Task item:
If a line in the entries below contains the word "icon", it counts; report how many such lines there are, and only that number.

::: Supplied material

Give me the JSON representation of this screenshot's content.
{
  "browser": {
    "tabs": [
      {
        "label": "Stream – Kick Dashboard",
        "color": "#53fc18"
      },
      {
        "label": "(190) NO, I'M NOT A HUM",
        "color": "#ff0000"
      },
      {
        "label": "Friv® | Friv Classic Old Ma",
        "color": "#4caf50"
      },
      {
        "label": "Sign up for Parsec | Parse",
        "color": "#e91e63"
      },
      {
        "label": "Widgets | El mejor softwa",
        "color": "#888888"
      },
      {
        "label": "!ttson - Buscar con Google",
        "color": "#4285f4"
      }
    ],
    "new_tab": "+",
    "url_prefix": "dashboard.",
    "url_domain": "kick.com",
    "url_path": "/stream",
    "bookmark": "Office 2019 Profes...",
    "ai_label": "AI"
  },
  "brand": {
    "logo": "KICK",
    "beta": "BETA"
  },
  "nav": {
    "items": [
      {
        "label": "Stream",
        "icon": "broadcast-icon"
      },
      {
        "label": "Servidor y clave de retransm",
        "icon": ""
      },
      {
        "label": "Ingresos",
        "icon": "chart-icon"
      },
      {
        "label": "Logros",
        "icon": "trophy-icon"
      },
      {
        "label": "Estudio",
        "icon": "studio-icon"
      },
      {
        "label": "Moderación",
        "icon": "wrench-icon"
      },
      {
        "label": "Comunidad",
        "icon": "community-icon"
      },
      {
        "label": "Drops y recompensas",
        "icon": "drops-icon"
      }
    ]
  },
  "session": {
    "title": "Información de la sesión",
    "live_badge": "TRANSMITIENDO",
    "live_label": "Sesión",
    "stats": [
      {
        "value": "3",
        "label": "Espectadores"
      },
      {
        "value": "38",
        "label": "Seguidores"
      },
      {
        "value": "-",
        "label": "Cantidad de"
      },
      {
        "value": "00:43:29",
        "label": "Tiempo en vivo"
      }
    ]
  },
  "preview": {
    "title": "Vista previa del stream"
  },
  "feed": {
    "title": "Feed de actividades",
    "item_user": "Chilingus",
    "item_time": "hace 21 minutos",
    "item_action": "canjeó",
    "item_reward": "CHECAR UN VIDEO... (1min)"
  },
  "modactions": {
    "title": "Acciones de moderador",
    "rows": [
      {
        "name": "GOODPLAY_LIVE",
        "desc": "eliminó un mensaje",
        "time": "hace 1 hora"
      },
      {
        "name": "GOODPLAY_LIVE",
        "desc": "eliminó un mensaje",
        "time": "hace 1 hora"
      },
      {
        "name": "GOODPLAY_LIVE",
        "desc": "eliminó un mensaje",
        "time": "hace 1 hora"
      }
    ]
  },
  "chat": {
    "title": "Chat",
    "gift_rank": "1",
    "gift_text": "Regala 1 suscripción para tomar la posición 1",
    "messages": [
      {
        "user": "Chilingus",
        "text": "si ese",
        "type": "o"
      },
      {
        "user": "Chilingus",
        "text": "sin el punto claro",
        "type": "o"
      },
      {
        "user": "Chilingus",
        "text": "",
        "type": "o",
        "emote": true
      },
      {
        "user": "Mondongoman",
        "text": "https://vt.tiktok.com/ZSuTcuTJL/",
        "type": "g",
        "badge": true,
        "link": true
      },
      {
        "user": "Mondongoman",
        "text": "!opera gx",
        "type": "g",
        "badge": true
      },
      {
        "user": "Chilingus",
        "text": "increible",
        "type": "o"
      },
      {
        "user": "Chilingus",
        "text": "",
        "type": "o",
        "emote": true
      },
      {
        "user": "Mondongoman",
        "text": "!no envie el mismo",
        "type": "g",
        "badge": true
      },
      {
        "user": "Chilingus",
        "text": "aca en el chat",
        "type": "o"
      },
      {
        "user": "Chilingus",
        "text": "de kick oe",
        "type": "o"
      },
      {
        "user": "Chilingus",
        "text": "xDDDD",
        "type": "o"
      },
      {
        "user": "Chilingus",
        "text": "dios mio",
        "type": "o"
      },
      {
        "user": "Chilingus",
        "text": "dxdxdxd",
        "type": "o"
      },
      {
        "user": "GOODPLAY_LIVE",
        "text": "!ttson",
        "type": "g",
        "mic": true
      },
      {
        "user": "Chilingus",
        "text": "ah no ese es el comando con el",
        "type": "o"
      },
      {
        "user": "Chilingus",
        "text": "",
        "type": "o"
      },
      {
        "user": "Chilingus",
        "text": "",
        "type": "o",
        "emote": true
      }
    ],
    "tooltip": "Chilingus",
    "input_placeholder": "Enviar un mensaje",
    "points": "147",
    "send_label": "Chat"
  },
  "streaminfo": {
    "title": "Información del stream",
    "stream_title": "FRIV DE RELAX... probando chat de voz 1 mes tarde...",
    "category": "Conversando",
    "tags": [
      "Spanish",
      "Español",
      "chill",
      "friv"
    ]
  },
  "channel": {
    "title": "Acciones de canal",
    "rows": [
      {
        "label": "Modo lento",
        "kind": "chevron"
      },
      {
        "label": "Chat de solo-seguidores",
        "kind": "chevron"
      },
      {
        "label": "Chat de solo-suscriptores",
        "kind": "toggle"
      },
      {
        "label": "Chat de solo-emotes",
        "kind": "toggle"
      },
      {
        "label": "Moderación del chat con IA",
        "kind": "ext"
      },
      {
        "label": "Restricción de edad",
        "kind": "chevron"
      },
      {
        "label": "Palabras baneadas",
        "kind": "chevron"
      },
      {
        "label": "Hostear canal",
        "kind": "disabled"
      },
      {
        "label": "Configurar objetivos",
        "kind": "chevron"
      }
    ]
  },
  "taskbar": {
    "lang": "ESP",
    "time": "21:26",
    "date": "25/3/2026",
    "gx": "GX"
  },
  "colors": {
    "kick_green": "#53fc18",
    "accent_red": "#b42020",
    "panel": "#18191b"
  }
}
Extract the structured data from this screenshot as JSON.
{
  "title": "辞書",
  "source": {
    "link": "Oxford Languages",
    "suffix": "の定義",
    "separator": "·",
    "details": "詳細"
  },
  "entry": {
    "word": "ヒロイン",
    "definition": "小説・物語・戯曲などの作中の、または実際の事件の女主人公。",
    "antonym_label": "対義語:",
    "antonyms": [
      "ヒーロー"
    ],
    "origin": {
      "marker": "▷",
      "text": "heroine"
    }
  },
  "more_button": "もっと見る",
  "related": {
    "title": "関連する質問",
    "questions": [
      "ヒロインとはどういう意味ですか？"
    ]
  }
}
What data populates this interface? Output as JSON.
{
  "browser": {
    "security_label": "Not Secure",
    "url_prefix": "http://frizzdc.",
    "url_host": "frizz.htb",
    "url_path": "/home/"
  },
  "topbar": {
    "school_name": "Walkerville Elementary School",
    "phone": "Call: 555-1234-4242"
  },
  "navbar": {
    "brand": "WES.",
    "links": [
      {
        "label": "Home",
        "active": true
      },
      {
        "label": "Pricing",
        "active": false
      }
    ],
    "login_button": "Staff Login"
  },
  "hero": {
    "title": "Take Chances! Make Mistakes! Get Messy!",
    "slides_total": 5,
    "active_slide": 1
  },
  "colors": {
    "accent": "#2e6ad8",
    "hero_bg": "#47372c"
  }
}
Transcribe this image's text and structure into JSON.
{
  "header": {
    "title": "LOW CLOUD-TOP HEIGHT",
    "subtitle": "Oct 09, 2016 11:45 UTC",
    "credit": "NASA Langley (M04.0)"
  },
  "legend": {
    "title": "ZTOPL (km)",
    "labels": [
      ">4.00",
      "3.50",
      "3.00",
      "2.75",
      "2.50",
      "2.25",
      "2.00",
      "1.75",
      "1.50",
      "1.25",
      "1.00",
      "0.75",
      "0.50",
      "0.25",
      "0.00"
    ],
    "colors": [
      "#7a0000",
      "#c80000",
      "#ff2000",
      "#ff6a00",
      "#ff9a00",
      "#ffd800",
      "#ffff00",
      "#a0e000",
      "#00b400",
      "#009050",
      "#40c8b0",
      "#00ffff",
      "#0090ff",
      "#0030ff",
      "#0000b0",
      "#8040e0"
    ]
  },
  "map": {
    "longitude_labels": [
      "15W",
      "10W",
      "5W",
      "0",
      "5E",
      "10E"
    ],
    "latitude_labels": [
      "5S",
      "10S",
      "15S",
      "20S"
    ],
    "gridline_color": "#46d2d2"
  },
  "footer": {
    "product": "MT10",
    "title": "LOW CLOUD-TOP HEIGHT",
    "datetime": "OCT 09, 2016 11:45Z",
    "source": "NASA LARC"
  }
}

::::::

Solution to this task:
8